- What to produce: Everything in the records below goes into the copy exactly, except the pictures.

====== The records

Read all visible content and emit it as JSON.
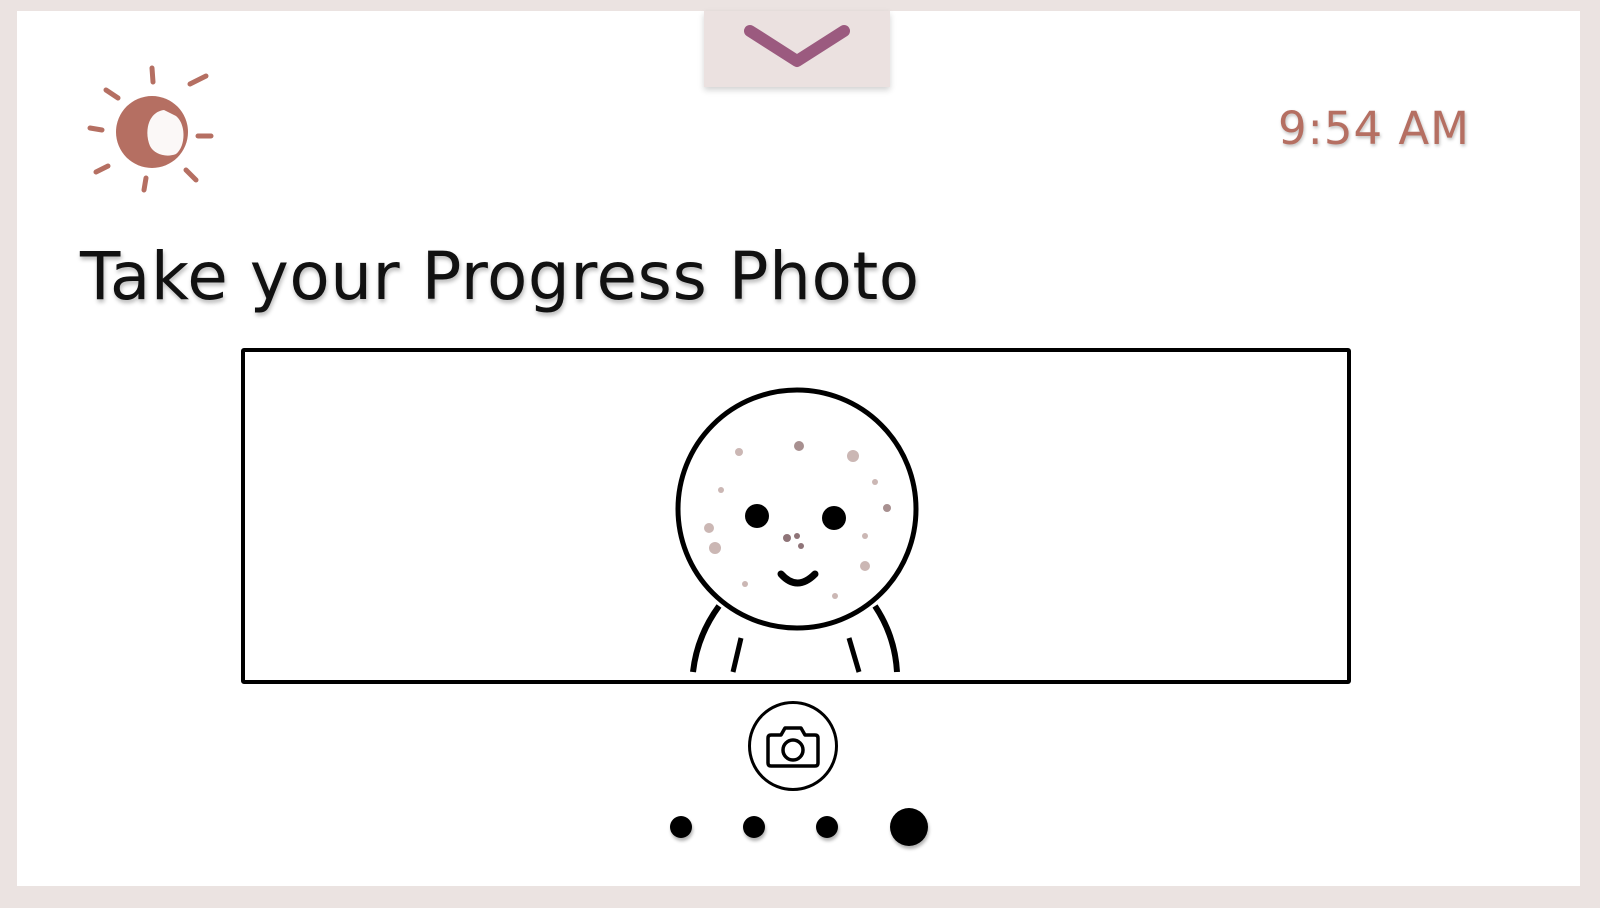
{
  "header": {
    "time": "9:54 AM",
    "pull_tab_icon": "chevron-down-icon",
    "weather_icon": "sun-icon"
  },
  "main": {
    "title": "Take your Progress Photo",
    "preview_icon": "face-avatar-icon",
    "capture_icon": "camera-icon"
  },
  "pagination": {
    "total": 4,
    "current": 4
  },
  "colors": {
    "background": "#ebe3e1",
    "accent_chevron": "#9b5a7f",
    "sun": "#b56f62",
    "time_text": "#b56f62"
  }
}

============

- Worked solution:
Read all visible content and emit it as JSON.
{
  "header": {
    "time": "9:54 AM",
    "pull_tab_icon": "chevron-down-icon",
    "weather_icon": "sun-icon"
  },
  "main": {
    "title": "Take your Progress Photo",
    "preview_icon": "face-avatar-icon",
    "capture_icon": "camera-icon"
  },
  "pagination": {
    "total": 4,
    "current": 4
  },
  "colors": {
    "background": "#ebe3e1",
    "accent_chevron": "#9b5a7f",
    "sun": "#b56f62",
    "time_text": "#b56f62"
  }
}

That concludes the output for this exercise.